#### TASK
Where a line of the following data contains the string "content", include it in the tally. Report the total alone.

#### RECORDS SHOWN
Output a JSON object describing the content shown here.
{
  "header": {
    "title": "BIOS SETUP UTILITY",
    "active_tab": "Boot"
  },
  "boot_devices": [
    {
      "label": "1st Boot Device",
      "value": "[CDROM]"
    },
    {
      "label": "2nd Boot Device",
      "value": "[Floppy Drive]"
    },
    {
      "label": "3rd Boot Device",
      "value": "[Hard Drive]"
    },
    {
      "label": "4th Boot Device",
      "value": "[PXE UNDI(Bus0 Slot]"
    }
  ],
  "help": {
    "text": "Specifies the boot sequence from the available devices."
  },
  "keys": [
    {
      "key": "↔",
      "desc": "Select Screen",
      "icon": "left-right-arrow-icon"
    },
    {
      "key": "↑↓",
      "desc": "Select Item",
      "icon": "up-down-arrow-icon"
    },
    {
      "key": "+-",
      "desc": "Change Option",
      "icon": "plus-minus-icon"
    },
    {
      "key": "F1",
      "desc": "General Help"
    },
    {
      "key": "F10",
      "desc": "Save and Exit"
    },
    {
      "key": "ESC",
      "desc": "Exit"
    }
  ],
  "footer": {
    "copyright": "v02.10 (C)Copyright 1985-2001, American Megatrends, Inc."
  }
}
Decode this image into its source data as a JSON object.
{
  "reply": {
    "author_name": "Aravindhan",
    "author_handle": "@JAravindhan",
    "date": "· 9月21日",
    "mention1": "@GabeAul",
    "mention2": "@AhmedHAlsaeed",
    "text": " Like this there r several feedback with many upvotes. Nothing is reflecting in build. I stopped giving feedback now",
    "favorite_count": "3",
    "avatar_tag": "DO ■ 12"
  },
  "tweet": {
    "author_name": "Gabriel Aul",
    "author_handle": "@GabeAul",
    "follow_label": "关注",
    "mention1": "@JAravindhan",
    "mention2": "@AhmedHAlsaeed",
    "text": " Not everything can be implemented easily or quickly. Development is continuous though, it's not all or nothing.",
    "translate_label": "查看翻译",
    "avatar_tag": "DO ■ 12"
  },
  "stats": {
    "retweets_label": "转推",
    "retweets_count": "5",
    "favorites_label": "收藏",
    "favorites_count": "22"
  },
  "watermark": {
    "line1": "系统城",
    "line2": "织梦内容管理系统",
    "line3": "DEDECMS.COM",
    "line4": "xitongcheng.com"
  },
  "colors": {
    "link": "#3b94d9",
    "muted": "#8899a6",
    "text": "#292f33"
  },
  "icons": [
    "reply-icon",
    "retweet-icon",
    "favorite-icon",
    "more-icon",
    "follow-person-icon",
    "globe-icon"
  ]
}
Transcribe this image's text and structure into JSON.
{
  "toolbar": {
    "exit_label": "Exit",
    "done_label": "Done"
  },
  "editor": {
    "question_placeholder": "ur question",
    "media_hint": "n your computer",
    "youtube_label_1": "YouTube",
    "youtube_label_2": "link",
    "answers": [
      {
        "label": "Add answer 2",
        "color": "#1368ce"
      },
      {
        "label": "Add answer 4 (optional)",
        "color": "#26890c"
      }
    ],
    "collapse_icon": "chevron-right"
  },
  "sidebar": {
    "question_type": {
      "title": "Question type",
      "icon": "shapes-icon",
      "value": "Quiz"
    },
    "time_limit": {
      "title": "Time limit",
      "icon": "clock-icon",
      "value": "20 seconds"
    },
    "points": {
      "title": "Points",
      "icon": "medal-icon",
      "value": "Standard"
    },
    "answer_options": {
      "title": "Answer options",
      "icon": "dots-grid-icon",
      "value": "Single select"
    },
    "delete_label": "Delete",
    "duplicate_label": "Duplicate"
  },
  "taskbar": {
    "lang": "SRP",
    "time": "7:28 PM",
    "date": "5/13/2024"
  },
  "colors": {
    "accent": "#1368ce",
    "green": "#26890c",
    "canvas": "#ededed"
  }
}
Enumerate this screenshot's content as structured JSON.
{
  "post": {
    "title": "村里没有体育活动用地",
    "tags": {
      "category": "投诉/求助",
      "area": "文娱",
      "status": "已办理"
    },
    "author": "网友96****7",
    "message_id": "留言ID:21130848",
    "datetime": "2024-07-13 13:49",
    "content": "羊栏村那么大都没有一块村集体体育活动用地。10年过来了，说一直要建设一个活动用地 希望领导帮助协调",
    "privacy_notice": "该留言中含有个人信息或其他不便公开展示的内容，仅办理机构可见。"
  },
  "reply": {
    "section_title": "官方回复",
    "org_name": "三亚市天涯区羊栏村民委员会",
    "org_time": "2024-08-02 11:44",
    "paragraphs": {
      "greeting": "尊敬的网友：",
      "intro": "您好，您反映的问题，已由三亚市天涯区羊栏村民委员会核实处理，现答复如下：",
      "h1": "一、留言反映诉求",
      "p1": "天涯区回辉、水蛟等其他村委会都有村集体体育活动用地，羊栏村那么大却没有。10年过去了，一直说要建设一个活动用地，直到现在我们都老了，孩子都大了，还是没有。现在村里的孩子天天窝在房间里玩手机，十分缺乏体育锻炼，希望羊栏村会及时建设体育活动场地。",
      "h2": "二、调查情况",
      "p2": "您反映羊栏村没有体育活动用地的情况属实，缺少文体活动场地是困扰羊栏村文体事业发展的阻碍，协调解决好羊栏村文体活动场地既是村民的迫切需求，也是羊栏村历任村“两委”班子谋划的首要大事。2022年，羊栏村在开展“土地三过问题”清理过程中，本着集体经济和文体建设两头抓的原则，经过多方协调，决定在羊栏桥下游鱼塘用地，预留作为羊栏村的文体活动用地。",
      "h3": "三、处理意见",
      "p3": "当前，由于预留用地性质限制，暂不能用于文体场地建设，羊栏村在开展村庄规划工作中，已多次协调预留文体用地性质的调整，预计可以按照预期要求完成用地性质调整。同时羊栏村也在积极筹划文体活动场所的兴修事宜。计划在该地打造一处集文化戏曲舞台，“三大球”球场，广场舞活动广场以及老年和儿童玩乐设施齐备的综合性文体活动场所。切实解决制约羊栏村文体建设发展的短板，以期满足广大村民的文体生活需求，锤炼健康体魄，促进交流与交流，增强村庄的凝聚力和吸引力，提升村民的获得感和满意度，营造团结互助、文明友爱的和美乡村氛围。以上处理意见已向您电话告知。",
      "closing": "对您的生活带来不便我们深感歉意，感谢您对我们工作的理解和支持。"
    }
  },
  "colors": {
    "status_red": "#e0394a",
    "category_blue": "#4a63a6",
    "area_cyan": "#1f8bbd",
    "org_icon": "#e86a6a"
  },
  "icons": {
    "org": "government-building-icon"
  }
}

#### EXERCISE SOLUTION
3